© 2017 The Authors. Immunity, Inflammation and Disease Published by John Wiley & Sons Ltd. INTRODUCTION: Fatty liver disease is prevalent in populations with high caloric intake. Nutritherapeutic approaches are being considered, such as supplementary Vitamin D 3 , to improve aspects of metabolic syndrome, namely fatty liver disease, hyperlipidemia, and insulin resistance associated with obesity. METHODS: We analyzed female LDLR -/- and LDLR +/+ mice on a 10-week diabetogenic diet for markers of fatty liver disease, metabolic strain, and inflammation. RESULTS: The groups on a high fat high sugar diet with supplementary Vitamin D 3 , in comparison with the groups on a high fat high sugar diet alone, showed improved transaminase levels, significantly less hypertriglyceridemia and hyperinsulinemia, and histologically, there was less pericentral hepatic steatosis. Levels of non-esterified fatty acids and lipid peroxidation products were significantly lower in the group supplemented with additional Vitamin D 3 , as were systemic markers of inflammation (serum endotoxin and IL-6). M2 macrophage phenotype predominated in the group supplemented with additional Vitamin D 3 . Beneficial changes were observed as early as five weeks’ supplementation with Vitamin D 3 and extended to restoration of high fat high sugar diet induced decrease of bone mineral density. CONCLUSION: In summary, Vitamin D 3 was a significantly beneficial dietary additive to blunt a prediabetic phenotype in diet-induced obesity of female LDLR -/- and LDLR +/+ mice.

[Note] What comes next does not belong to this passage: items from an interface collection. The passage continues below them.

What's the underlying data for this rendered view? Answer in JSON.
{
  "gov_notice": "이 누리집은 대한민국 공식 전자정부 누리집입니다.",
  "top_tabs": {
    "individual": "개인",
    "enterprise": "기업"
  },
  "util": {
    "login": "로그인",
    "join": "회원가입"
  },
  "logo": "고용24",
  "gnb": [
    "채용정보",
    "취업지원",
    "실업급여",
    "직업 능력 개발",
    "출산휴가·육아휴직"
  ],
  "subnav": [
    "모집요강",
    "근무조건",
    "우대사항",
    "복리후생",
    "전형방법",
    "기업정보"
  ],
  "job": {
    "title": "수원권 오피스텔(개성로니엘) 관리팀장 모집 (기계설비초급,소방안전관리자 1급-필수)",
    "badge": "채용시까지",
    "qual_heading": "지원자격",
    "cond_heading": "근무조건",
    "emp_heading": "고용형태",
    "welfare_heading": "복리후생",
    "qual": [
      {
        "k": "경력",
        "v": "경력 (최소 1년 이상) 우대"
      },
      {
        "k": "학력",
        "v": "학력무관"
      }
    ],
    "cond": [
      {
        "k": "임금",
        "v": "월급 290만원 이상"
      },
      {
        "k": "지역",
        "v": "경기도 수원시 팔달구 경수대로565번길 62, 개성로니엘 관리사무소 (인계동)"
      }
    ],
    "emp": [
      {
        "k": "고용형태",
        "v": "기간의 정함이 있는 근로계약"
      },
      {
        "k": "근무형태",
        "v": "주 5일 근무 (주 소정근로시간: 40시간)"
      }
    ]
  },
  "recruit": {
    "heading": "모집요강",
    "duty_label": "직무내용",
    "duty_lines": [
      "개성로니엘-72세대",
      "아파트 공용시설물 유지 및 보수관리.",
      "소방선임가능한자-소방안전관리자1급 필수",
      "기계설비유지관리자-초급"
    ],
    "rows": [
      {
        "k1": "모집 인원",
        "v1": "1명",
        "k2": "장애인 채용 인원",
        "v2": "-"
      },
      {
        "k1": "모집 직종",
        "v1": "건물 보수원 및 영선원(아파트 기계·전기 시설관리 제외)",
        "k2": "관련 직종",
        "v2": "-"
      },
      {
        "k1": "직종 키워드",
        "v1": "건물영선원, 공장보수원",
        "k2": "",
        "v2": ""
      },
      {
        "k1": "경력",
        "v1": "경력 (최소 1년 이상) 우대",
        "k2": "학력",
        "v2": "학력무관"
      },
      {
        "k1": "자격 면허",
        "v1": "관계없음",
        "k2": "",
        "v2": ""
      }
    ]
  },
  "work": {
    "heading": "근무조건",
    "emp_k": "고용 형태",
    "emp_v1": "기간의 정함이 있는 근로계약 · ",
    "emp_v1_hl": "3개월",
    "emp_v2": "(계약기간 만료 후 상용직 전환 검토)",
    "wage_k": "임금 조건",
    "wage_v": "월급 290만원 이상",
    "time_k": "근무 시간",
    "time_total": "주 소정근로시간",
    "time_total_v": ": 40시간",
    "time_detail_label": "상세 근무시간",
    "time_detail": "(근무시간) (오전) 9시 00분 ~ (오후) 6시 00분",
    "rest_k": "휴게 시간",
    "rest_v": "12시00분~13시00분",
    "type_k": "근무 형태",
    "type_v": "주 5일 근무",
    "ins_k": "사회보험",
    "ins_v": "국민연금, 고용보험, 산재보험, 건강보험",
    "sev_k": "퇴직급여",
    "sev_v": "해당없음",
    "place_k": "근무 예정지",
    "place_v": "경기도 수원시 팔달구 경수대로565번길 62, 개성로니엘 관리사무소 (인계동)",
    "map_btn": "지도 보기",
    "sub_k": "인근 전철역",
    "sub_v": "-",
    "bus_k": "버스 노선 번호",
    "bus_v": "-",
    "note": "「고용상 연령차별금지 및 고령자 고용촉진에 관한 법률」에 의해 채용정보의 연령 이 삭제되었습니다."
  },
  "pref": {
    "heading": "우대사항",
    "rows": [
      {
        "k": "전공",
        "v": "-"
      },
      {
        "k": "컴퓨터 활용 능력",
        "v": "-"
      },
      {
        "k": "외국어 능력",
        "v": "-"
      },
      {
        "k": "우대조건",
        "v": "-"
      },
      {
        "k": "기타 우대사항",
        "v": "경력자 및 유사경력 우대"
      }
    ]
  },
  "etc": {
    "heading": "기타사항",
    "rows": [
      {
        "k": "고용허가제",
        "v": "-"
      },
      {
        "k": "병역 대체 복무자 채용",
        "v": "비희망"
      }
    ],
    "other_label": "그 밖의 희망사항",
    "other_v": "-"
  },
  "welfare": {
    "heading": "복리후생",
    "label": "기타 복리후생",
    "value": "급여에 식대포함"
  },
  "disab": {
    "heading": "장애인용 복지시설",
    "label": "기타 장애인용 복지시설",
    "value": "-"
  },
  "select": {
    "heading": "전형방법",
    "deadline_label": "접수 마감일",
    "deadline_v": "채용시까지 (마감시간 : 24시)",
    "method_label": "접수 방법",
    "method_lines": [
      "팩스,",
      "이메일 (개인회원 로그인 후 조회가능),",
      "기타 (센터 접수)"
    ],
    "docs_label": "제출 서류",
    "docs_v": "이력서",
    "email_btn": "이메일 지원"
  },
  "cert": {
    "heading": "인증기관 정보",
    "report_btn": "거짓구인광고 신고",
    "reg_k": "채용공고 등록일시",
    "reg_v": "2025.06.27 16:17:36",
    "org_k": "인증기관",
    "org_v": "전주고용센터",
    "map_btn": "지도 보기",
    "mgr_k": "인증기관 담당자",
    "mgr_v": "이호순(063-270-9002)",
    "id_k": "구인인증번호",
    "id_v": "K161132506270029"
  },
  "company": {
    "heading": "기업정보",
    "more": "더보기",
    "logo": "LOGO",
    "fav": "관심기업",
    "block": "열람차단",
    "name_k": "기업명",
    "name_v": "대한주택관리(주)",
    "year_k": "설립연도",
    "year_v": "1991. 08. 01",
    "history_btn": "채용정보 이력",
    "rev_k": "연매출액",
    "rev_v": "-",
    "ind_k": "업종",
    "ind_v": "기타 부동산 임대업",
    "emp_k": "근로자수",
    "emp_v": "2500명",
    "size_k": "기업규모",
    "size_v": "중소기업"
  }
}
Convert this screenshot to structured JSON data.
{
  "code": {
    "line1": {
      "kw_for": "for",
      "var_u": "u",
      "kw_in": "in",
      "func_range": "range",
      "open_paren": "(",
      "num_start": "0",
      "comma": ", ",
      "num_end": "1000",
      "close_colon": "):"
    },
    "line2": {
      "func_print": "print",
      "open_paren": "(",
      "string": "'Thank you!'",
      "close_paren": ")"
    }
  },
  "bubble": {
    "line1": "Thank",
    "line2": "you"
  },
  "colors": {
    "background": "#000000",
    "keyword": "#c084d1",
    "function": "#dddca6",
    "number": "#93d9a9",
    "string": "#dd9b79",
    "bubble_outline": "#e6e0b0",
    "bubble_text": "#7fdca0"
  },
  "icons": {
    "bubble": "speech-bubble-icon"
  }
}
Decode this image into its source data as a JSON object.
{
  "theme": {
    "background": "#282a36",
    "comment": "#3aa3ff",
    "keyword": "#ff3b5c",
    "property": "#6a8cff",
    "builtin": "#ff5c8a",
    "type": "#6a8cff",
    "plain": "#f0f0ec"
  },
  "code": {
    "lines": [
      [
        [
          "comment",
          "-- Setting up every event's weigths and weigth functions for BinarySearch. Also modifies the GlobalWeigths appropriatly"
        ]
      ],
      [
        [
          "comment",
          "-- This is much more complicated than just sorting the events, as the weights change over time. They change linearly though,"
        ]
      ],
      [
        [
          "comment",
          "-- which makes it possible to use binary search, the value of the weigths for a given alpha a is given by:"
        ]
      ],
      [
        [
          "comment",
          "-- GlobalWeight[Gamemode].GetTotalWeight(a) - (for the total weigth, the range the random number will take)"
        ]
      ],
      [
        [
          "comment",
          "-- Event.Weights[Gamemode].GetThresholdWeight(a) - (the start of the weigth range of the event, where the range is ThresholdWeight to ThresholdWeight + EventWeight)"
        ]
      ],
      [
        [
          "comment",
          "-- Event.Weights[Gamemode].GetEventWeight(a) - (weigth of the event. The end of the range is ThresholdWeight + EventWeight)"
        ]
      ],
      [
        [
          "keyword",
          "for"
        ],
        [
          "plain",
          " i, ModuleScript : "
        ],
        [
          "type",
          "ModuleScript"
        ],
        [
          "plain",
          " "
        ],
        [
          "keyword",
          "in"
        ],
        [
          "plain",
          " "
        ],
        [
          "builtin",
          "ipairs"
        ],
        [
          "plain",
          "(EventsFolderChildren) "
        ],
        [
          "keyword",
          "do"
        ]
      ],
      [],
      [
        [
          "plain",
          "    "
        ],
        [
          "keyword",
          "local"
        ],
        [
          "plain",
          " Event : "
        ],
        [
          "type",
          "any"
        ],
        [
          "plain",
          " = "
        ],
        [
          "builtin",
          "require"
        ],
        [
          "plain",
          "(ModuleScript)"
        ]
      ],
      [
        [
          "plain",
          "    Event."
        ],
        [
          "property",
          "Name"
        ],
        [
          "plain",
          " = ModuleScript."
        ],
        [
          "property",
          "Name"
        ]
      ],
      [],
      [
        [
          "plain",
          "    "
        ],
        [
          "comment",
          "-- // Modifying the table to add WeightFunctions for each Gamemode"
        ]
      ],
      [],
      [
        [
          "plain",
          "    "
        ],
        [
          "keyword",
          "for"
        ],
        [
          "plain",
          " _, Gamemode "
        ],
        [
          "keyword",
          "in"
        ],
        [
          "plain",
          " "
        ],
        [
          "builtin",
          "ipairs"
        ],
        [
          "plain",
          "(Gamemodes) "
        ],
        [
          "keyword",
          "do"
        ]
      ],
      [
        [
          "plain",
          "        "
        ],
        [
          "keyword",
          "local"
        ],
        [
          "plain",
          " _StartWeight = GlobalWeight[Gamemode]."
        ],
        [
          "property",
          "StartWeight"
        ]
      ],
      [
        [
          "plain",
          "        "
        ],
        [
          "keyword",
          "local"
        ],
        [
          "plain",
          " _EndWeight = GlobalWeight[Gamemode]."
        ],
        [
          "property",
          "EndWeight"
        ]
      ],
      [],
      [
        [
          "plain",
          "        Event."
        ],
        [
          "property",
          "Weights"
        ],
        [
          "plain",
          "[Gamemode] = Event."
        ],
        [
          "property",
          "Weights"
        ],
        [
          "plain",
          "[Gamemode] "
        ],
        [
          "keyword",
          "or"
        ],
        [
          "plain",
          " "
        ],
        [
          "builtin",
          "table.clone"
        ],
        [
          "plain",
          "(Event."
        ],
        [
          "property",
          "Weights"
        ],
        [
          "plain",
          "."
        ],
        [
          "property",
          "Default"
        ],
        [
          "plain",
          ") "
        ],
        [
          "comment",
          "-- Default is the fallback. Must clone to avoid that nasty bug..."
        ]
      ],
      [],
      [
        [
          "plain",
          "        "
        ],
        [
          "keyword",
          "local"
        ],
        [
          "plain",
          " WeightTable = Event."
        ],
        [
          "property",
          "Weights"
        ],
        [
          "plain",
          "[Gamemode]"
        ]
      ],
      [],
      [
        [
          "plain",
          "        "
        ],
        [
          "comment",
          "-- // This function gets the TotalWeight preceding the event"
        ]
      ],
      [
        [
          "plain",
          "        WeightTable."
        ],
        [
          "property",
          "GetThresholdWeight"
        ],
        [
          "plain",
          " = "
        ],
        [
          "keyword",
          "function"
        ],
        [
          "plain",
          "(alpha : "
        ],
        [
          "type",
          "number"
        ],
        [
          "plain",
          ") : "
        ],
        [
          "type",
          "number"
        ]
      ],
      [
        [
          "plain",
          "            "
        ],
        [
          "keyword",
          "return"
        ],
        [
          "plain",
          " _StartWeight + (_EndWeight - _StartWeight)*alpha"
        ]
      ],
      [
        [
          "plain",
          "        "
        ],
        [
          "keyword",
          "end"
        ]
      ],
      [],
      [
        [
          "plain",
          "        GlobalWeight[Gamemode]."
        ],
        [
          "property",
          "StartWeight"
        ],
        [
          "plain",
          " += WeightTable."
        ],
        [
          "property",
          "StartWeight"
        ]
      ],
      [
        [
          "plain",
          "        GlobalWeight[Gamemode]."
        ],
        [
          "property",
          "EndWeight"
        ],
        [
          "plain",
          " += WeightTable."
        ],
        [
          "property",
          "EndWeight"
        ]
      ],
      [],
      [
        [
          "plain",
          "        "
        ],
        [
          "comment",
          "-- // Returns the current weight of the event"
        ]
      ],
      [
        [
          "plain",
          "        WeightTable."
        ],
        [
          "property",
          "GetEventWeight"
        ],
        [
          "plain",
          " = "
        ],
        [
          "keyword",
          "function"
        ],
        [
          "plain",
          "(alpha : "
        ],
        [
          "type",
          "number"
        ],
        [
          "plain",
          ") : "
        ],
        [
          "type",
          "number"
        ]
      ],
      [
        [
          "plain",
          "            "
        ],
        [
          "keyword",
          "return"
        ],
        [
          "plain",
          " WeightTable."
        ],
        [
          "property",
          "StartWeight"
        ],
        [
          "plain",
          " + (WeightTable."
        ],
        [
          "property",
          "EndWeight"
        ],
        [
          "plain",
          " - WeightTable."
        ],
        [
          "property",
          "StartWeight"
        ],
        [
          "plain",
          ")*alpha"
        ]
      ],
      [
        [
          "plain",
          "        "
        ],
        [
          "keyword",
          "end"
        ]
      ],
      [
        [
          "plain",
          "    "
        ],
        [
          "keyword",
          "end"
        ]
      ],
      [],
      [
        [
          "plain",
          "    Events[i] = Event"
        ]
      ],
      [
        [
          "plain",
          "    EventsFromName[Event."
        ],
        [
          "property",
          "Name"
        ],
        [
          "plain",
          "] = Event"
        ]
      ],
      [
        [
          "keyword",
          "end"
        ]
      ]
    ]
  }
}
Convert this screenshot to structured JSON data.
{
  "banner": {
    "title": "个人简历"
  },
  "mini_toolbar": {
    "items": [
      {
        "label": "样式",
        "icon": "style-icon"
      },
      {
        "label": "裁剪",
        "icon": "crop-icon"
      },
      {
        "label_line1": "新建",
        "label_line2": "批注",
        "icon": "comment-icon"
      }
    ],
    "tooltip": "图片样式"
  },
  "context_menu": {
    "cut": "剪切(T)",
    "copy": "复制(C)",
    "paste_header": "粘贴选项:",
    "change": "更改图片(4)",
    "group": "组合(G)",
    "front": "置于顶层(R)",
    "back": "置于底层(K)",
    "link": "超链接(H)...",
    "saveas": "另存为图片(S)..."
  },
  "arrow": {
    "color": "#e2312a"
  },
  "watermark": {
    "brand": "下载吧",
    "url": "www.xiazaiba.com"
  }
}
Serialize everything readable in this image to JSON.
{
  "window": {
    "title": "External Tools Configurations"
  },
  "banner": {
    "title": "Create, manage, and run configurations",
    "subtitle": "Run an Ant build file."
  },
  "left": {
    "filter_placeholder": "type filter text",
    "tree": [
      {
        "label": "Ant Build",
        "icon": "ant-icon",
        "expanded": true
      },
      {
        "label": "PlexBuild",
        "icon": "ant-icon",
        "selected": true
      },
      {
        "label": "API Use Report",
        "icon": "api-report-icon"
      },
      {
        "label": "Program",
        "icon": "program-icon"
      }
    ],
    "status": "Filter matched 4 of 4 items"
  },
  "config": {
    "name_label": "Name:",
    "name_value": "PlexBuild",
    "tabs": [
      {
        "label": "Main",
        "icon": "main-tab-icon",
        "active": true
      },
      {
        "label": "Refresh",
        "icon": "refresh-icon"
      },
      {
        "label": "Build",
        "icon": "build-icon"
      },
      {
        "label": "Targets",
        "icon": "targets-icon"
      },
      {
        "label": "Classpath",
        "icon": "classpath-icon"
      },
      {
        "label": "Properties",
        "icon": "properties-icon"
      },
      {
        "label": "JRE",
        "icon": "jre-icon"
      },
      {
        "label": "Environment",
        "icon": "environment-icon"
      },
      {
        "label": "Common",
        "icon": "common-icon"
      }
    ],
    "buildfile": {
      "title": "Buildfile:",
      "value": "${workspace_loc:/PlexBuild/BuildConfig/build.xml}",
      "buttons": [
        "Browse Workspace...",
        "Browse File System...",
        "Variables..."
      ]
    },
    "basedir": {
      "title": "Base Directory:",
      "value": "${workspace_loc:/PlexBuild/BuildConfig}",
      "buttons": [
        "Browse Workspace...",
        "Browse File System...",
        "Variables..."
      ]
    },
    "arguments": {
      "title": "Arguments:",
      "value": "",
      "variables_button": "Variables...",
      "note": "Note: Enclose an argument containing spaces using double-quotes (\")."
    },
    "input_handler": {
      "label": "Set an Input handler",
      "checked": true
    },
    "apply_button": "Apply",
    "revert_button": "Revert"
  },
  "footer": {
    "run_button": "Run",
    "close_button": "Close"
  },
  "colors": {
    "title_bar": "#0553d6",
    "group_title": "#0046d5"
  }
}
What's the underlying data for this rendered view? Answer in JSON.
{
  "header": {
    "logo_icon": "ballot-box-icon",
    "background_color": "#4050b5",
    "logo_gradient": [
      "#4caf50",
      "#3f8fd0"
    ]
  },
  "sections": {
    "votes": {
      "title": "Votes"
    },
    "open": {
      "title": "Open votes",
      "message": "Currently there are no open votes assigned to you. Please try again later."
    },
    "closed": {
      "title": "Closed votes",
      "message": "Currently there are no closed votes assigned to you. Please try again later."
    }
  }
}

Carroll, S., Hobkirk, J., Browning, M. J., Janus, J., Kheder, R., Saeed, Z., & Stover, C. (2017). Vitamin D3 supplementation of a high fat high sugar diet ameliorates prediabetic phenotype in female LDLR–/–and LDLR+/+mice. Immunity, Inflammation and Disease, 5(2), 151-154. https://doi.org/10.1002/iid3.154